September 4, 2013 by smithartonline
Soul Catcher is a bit unusual since I began it and, part way through, stopped to produce another piece for exhibition. I know of artists who are able to work on multiple projects concurrently, even starting works and then returning at a much later date to finish up. I guess I am too monogamous or something, starting and stopping is too disruptive for me and a work will take a totally new direction when I return to it. It can result in personal frustration trying to bend a new plan to fit within the confines of a work already in progress.
Initially this piece was going to be part of a series called “Widow’s Walk” which would incorporate human and whale forms. I have used this theme in the past with mixed results, and I have not totally abandoned the idea, just leaving it this time through. I refocused on the folk tales relating the loss of sailors and the final capture of their souls by otherworldly beings. (A rendering of the traditional tale may be found here: Soul Cages by T. Crofton Croker…it is about Irish Merrows, but the idea is pretty much the same)
These box affairs of mine are very architectural. For a number of years I had the opportunity to design and build theater sets and models for various theater groups. I enjoy the actual physical experience of sawing sanding and gluing up. This is the ritual part of art creation which is the personal joy reserved only for the artist. There is also an obvious influence of pinball machines, but so far there is no physical interaction between the viewer and the art—the interaction remains at the visual and philosophical level. Perhaps down the road I may experiment with more physically interactive presentations.

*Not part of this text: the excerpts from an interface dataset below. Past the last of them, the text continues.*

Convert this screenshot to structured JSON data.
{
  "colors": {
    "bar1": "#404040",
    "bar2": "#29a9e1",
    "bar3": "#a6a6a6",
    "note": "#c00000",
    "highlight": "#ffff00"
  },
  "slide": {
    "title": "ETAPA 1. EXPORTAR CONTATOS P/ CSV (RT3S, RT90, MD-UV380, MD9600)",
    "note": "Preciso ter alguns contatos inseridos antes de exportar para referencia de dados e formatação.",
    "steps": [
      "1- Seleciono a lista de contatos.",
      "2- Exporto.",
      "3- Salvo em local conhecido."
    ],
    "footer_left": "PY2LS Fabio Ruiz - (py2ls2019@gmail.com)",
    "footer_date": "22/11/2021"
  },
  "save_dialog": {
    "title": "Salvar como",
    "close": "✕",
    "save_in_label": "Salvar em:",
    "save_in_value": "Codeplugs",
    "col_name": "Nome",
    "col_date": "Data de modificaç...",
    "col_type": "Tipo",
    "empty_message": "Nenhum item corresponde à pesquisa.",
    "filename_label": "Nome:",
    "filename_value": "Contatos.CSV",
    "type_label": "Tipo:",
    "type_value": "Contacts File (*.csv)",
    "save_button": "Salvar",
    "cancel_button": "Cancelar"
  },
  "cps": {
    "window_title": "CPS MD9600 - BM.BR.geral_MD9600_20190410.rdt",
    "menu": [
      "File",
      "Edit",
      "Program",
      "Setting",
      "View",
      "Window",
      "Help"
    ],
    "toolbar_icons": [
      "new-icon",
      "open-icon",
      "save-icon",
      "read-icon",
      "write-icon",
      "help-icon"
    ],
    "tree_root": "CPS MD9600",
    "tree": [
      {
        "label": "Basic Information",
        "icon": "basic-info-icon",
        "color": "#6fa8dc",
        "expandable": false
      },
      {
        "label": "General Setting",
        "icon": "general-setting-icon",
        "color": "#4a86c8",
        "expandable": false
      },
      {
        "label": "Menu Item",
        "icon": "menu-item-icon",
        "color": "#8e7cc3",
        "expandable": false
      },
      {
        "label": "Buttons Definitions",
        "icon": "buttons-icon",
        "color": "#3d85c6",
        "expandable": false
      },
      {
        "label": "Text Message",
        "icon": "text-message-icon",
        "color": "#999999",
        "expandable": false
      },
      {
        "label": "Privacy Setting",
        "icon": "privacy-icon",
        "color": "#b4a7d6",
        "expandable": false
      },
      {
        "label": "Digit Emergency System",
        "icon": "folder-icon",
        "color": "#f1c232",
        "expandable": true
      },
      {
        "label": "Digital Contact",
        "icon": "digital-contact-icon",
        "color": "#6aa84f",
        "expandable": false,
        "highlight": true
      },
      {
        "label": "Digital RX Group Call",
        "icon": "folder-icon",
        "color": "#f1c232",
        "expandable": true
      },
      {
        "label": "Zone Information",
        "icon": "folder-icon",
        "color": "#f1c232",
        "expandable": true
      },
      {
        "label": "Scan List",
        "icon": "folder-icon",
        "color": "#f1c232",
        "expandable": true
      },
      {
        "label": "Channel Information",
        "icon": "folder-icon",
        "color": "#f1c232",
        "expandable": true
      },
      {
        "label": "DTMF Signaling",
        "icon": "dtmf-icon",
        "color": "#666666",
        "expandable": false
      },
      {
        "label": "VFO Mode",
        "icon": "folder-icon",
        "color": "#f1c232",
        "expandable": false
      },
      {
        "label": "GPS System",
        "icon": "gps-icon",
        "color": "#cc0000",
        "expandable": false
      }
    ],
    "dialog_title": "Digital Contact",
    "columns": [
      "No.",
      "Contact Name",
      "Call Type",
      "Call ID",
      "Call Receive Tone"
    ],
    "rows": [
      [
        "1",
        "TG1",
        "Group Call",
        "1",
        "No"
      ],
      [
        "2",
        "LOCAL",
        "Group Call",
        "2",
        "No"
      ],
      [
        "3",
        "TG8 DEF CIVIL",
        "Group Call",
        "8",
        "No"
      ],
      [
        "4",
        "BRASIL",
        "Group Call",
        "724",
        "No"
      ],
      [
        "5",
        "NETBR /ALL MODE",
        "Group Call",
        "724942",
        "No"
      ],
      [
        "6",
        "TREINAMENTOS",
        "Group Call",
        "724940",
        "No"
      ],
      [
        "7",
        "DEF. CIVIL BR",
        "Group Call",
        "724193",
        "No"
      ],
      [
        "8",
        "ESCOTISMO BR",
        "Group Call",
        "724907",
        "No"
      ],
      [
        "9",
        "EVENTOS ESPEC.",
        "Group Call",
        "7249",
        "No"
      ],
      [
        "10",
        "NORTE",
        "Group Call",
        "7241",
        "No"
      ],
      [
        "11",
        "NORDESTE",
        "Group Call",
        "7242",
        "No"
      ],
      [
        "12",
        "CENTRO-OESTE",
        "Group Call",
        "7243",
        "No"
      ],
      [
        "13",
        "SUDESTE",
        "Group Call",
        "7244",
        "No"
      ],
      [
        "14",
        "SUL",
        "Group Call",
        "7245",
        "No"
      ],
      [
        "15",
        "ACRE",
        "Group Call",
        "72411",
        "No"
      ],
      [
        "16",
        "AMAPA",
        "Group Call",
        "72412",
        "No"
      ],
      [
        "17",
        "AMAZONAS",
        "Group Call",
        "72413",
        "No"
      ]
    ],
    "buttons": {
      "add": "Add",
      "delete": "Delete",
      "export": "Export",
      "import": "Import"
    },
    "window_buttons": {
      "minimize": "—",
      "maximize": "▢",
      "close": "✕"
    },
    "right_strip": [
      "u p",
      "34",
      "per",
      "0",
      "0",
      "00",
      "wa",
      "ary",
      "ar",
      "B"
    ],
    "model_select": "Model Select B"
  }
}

The Pacific Asia Museum in Pasadena, California continues to be my escape. When I get stuck on a project, I find just going to this museum and sitting among the greatness of the ages, I can feel revitalized. Actually, in this instance, I happened across some accessories belonging to a Korean shaman, including a mirror holder with seven stars and a moon, a talisman for good fortune. I knew I would incorporate the star shapes into the work and easily adapted the symbolism of Korea in this case.